(EXERCISE): Only lines containing the string "Active" belong in the answer; copy all of them from the entries.

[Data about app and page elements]
--- START ---

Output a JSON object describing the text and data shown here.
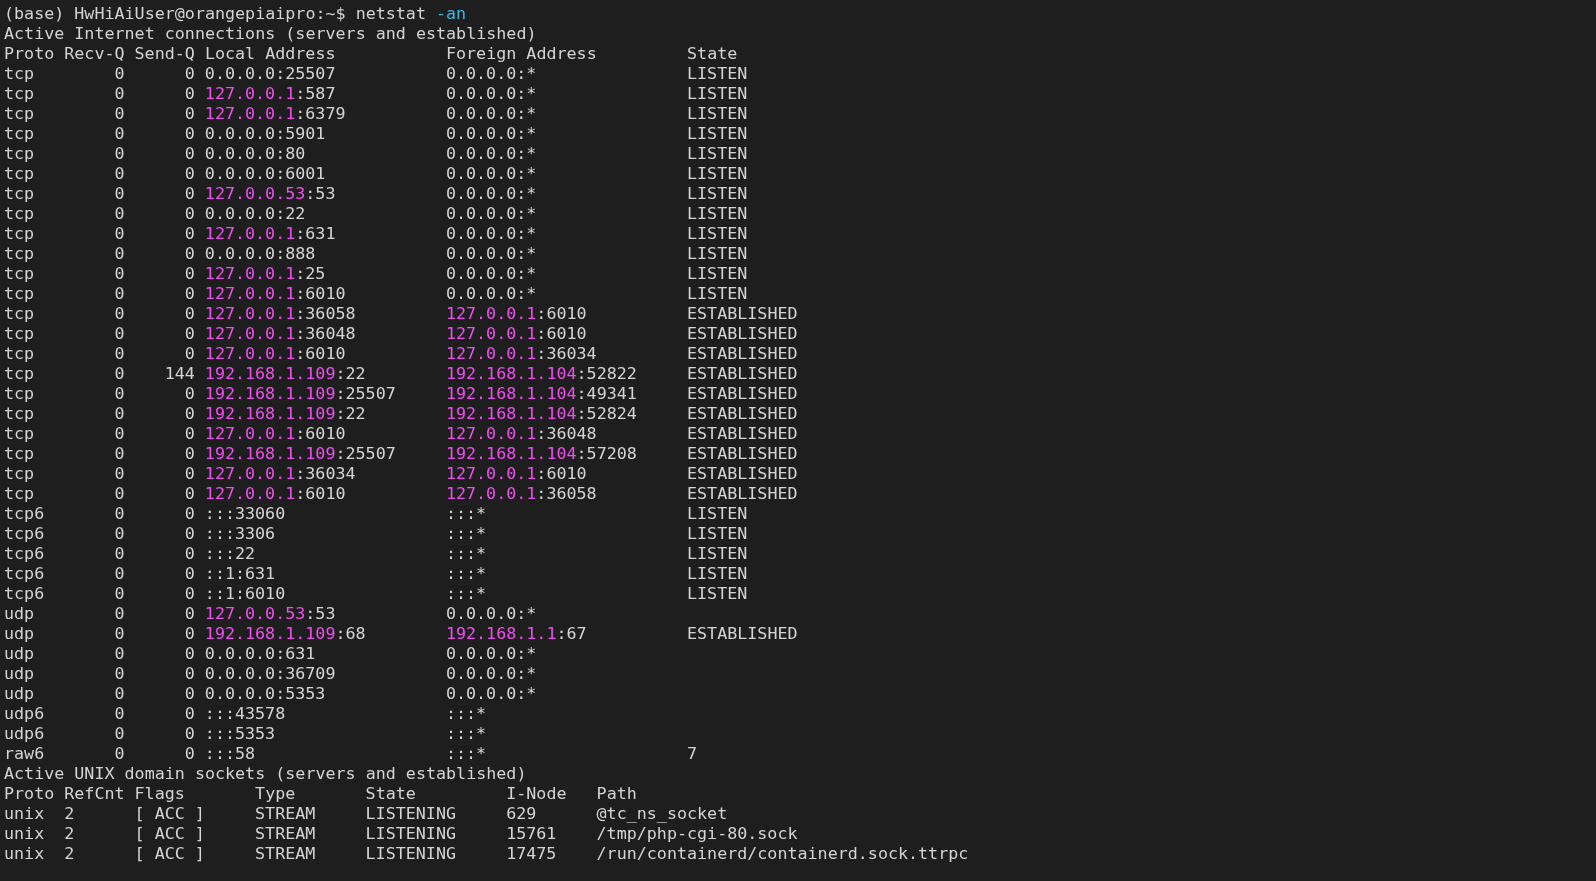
{
  "prompt": {
    "prompt": "(base) HwHiAiUser@orangepiaipro:~$",
    "command": "netstat",
    "option": "-an"
  },
  "inet": {
    "title": "Active Internet connections (servers and established)",
    "columns": [
      "Proto",
      "Recv-Q",
      "Send-Q",
      "Local Address",
      "Foreign Address",
      "State"
    ],
    "rows": [
      {
        "proto": "tcp",
        "recv_q": "0",
        "send_q": "0",
        "local": [
          {
            "text": "0.0.0.0:25507",
            "highlight": false
          }
        ],
        "foreign": [
          {
            "text": "0.0.0.0:*",
            "highlight": false
          }
        ],
        "state": "LISTEN"
      },
      {
        "proto": "tcp",
        "recv_q": "0",
        "send_q": "0",
        "local": [
          {
            "text": "127.0.0.1",
            "highlight": true
          },
          {
            "text": ":587",
            "highlight": false
          }
        ],
        "foreign": [
          {
            "text": "0.0.0.0:*",
            "highlight": false
          }
        ],
        "state": "LISTEN"
      },
      {
        "proto": "tcp",
        "recv_q": "0",
        "send_q": "0",
        "local": [
          {
            "text": "127.0.0.1",
            "highlight": true
          },
          {
            "text": ":6379",
            "highlight": false
          }
        ],
        "foreign": [
          {
            "text": "0.0.0.0:*",
            "highlight": false
          }
        ],
        "state": "LISTEN"
      },
      {
        "proto": "tcp",
        "recv_q": "0",
        "send_q": "0",
        "local": [
          {
            "text": "0.0.0.0:5901",
            "highlight": false
          }
        ],
        "foreign": [
          {
            "text": "0.0.0.0:*",
            "highlight": false
          }
        ],
        "state": "LISTEN"
      },
      {
        "proto": "tcp",
        "recv_q": "0",
        "send_q": "0",
        "local": [
          {
            "text": "0.0.0.0:80",
            "highlight": false
          }
        ],
        "foreign": [
          {
            "text": "0.0.0.0:*",
            "highlight": false
          }
        ],
        "state": "LISTEN"
      },
      {
        "proto": "tcp",
        "recv_q": "0",
        "send_q": "0",
        "local": [
          {
            "text": "0.0.0.0:6001",
            "highlight": false
          }
        ],
        "foreign": [
          {
            "text": "0.0.0.0:*",
            "highlight": false
          }
        ],
        "state": "LISTEN"
      },
      {
        "proto": "tcp",
        "recv_q": "0",
        "send_q": "0",
        "local": [
          {
            "text": "127.0.0.53",
            "highlight": true
          },
          {
            "text": ":53",
            "highlight": false
          }
        ],
        "foreign": [
          {
            "text": "0.0.0.0:*",
            "highlight": false
          }
        ],
        "state": "LISTEN"
      },
      {
        "proto": "tcp",
        "recv_q": "0",
        "send_q": "0",
        "local": [
          {
            "text": "0.0.0.0:22",
            "highlight": false
          }
        ],
        "foreign": [
          {
            "text": "0.0.0.0:*",
            "highlight": false
          }
        ],
        "state": "LISTEN"
      },
      {
        "proto": "tcp",
        "recv_q": "0",
        "send_q": "0",
        "local": [
          {
            "text": "127.0.0.1",
            "highlight": true
          },
          {
            "text": ":631",
            "highlight": false
          }
        ],
        "foreign": [
          {
            "text": "0.0.0.0:*",
            "highlight": false
          }
        ],
        "state": "LISTEN"
      },
      {
        "proto": "tcp",
        "recv_q": "0",
        "send_q": "0",
        "local": [
          {
            "text": "0.0.0.0:888",
            "highlight": false
          }
        ],
        "foreign": [
          {
            "text": "0.0.0.0:*",
            "highlight": false
          }
        ],
        "state": "LISTEN"
      },
      {
        "proto": "tcp",
        "recv_q": "0",
        "send_q": "0",
        "local": [
          {
            "text": "127.0.0.1",
            "highlight": true
          },
          {
            "text": ":25",
            "highlight": false
          }
        ],
        "foreign": [
          {
            "text": "0.0.0.0:*",
            "highlight": false
          }
        ],
        "state": "LISTEN"
      },
      {
        "proto": "tcp",
        "recv_q": "0",
        "send_q": "0",
        "local": [
          {
            "text": "127.0.0.1",
            "highlight": true
          },
          {
            "text": ":6010",
            "highlight": false
          }
        ],
        "foreign": [
          {
            "text": "0.0.0.0:*",
            "highlight": false
          }
        ],
        "state": "LISTEN"
      },
      {
        "proto": "tcp",
        "recv_q": "0",
        "send_q": "0",
        "local": [
          {
            "text": "127.0.0.1",
            "highlight": true
          },
          {
            "text": ":36058",
            "highlight": false
          }
        ],
        "foreign": [
          {
            "text": "127.0.0.1",
            "highlight": true
          },
          {
            "text": ":6010",
            "highlight": false
          }
        ],
        "state": "ESTABLISHED"
      },
      {
        "proto": "tcp",
        "recv_q": "0",
        "send_q": "0",
        "local": [
          {
            "text": "127.0.0.1",
            "highlight": true
          },
          {
            "text": ":36048",
            "highlight": false
          }
        ],
        "foreign": [
          {
            "text": "127.0.0.1",
            "highlight": true
          },
          {
            "text": ":6010",
            "highlight": false
          }
        ],
        "state": "ESTABLISHED"
      },
      {
        "proto": "tcp",
        "recv_q": "0",
        "send_q": "0",
        "local": [
          {
            "text": "127.0.0.1",
            "highlight": true
          },
          {
            "text": ":6010",
            "highlight": false
          }
        ],
        "foreign": [
          {
            "text": "127.0.0.1",
            "highlight": true
          },
          {
            "text": ":36034",
            "highlight": false
          }
        ],
        "state": "ESTABLISHED"
      },
      {
        "proto": "tcp",
        "recv_q": "0",
        "send_q": "144",
        "local": [
          {
            "text": "192.168.1.109",
            "highlight": true
          },
          {
            "text": ":22",
            "highlight": false
          }
        ],
        "foreign": [
          {
            "text": "192.168.1.104",
            "highlight": true
          },
          {
            "text": ":52822",
            "highlight": false
          }
        ],
        "state": "ESTABLISHED"
      },
      {
        "proto": "tcp",
        "recv_q": "0",
        "send_q": "0",
        "local": [
          {
            "text": "192.168.1.109",
            "highlight": true
          },
          {
            "text": ":25507",
            "highlight": false
          }
        ],
        "foreign": [
          {
            "text": "192.168.1.104",
            "highlight": true
          },
          {
            "text": ":49341",
            "highlight": false
          }
        ],
        "state": "ESTABLISHED"
      },
      {
        "proto": "tcp",
        "recv_q": "0",
        "send_q": "0",
        "local": [
          {
            "text": "192.168.1.109",
            "highlight": true
          },
          {
            "text": ":22",
            "highlight": false
          }
        ],
        "foreign": [
          {
            "text": "192.168.1.104",
            "highlight": true
          },
          {
            "text": ":52824",
            "highlight": false
          }
        ],
        "state": "ESTABLISHED"
      },
      {
        "proto": "tcp",
        "recv_q": "0",
        "send_q": "0",
        "local": [
          {
            "text": "127.0.0.1",
            "highlight": true
          },
          {
            "text": ":6010",
            "highlight": false
          }
        ],
        "foreign": [
          {
            "text": "127.0.0.1",
            "highlight": true
          },
          {
            "text": ":36048",
            "highlight": false
          }
        ],
        "state": "ESTABLISHED"
      },
      {
        "proto": "tcp",
        "recv_q": "0",
        "send_q": "0",
        "local": [
          {
            "text": "192.168.1.109",
            "highlight": true
          },
          {
            "text": ":25507",
            "highlight": false
          }
        ],
        "foreign": [
          {
            "text": "192.168.1.104",
            "highlight": true
          },
          {
            "text": ":57208",
            "highlight": false
          }
        ],
        "state": "ESTABLISHED"
      },
      {
        "proto": "tcp",
        "recv_q": "0",
        "send_q": "0",
        "local": [
          {
            "text": "127.0.0.1",
            "highlight": true
          },
          {
            "text": ":36034",
            "highlight": false
          }
        ],
        "foreign": [
          {
            "text": "127.0.0.1",
            "highlight": true
          },
          {
            "text": ":6010",
            "highlight": false
          }
        ],
        "state": "ESTABLISHED"
      },
      {
        "proto": "tcp",
        "recv_q": "0",
        "send_q": "0",
        "local": [
          {
            "text": "127.0.0.1",
            "highlight": true
          },
          {
            "text": ":6010",
            "highlight": false
          }
        ],
        "foreign": [
          {
            "text": "127.0.0.1",
            "highlight": true
          },
          {
            "text": ":36058",
            "highlight": false
          }
        ],
        "state": "ESTABLISHED"
      },
      {
        "proto": "tcp6",
        "recv_q": "0",
        "send_q": "0",
        "local": [
          {
            "text": ":::33060",
            "highlight": false
          }
        ],
        "foreign": [
          {
            "text": ":::*",
            "highlight": false
          }
        ],
        "state": "LISTEN"
      },
      {
        "proto": "tcp6",
        "recv_q": "0",
        "send_q": "0",
        "local": [
          {
            "text": ":::3306",
            "highlight": false
          }
        ],
        "foreign": [
          {
            "text": ":::*",
            "highlight": false
          }
        ],
        "state": "LISTEN"
      },
      {
        "proto": "tcp6",
        "recv_q": "0",
        "send_q": "0",
        "local": [
          {
            "text": ":::22",
            "highlight": false
          }
        ],
        "foreign": [
          {
            "text": ":::*",
            "highlight": false
          }
        ],
        "state": "LISTEN"
      },
      {
        "proto": "tcp6",
        "recv_q": "0",
        "send_q": "0",
        "local": [
          {
            "text": "::1:631",
            "highlight": false
          }
        ],
        "foreign": [
          {
            "text": ":::*",
            "highlight": false
          }
        ],
        "state": "LISTEN"
      },
      {
        "proto": "tcp6",
        "recv_q": "0",
        "send_q": "0",
        "local": [
          {
            "text": "::1:6010",
            "highlight": false
          }
        ],
        "foreign": [
          {
            "text": ":::*",
            "highlight": false
          }
        ],
        "state": "LISTEN"
      },
      {
        "proto": "udp",
        "recv_q": "0",
        "send_q": "0",
        "local": [
          {
            "text": "127.0.0.53",
            "highlight": true
          },
          {
            "text": ":53",
            "highlight": false
          }
        ],
        "foreign": [
          {
            "text": "0.0.0.0:*",
            "highlight": false
          }
        ]
      },
      {
        "proto": "udp",
        "recv_q": "0",
        "send_q": "0",
        "local": [
          {
            "text": "192.168.1.109",
            "highlight": true
          },
          {
            "text": ":68",
            "highlight": false
          }
        ],
        "foreign": [
          {
            "text": "192.168.1.1",
            "highlight": true
          },
          {
            "text": ":67",
            "highlight": false
          }
        ],
        "state": "ESTABLISHED"
      },
      {
        "proto": "udp",
        "recv_q": "0",
        "send_q": "0",
        "local": [
          {
            "text": "0.0.0.0:631",
            "highlight": false
          }
        ],
        "foreign": [
          {
            "text": "0.0.0.0:*",
            "highlight": false
          }
        ]
      },
      {
        "proto": "udp",
        "recv_q": "0",
        "send_q": "0",
        "local": [
          {
            "text": "0.0.0.0:36709",
            "highlight": false
          }
        ],
        "foreign": [
          {
            "text": "0.0.0.0:*",
            "highlight": false
          }
        ]
      },
      {
        "proto": "udp",
        "recv_q": "0",
        "send_q": "0",
        "local": [
          {
            "text": "0.0.0.0:5353",
            "highlight": false
          }
        ],
        "foreign": [
          {
            "text": "0.0.0.0:*",
            "highlight": false
          }
        ]
      },
      {
        "proto": "udp6",
        "recv_q": "0",
        "send_q": "0",
        "local": [
          {
            "text": ":::43578",
            "highlight": false
          }
        ],
        "foreign": [
          {
            "text": ":::*",
            "highlight": false
          }
        ]
      },
      {
        "proto": "udp6",
        "recv_q": "0",
        "send_q": "0",
        "local": [
          {
            "text": ":::5353",
            "highlight": false
          }
        ],
        "foreign": [
          {
            "text": ":::*",
            "highlight": false
          }
        ]
      },
      {
        "proto": "raw6",
        "recv_q": "0",
        "send_q": "0",
        "local": [
          {
            "text": ":::58",
            "highlight": false
          }
        ],
        "foreign": [
          {
            "text": ":::*",
            "highlight": false
          }
        ],
        "state": "7"
      }
    ]
  },
  "unix": {
    "title": "Active UNIX domain sockets (servers and established)",
    "columns": [
      "Proto",
      "RefCnt",
      "Flags",
      "Type",
      "State",
      "I-Node",
      "Path"
    ],
    "rows": [
      {
        "proto": "unix",
        "refcnt": "2",
        "flags": "[ ACC ]",
        "type": "STREAM",
        "state": "LISTENING",
        "inode": "629",
        "path": "@tc_ns_socket"
      },
      {
        "proto": "unix",
        "refcnt": "2",
        "flags": "[ ACC ]",
        "type": "STREAM",
        "state": "LISTENING",
        "inode": "15761",
        "path": "/tmp/php-cgi-80.sock"
      },
      {
        "proto": "unix",
        "refcnt": "2",
        "flags": "[ ACC ]",
        "type": "STREAM",
        "state": "LISTENING",
        "inode": "17475",
        "path": "/run/containerd/containerd.sock.ttrpc"
      }
    ]
  }
}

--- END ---

(OUTPUT OF THE TASK):
    "title": "Active Internet connections (servers and established)",
    "title": "Active UNIX domain sockets (servers and established)",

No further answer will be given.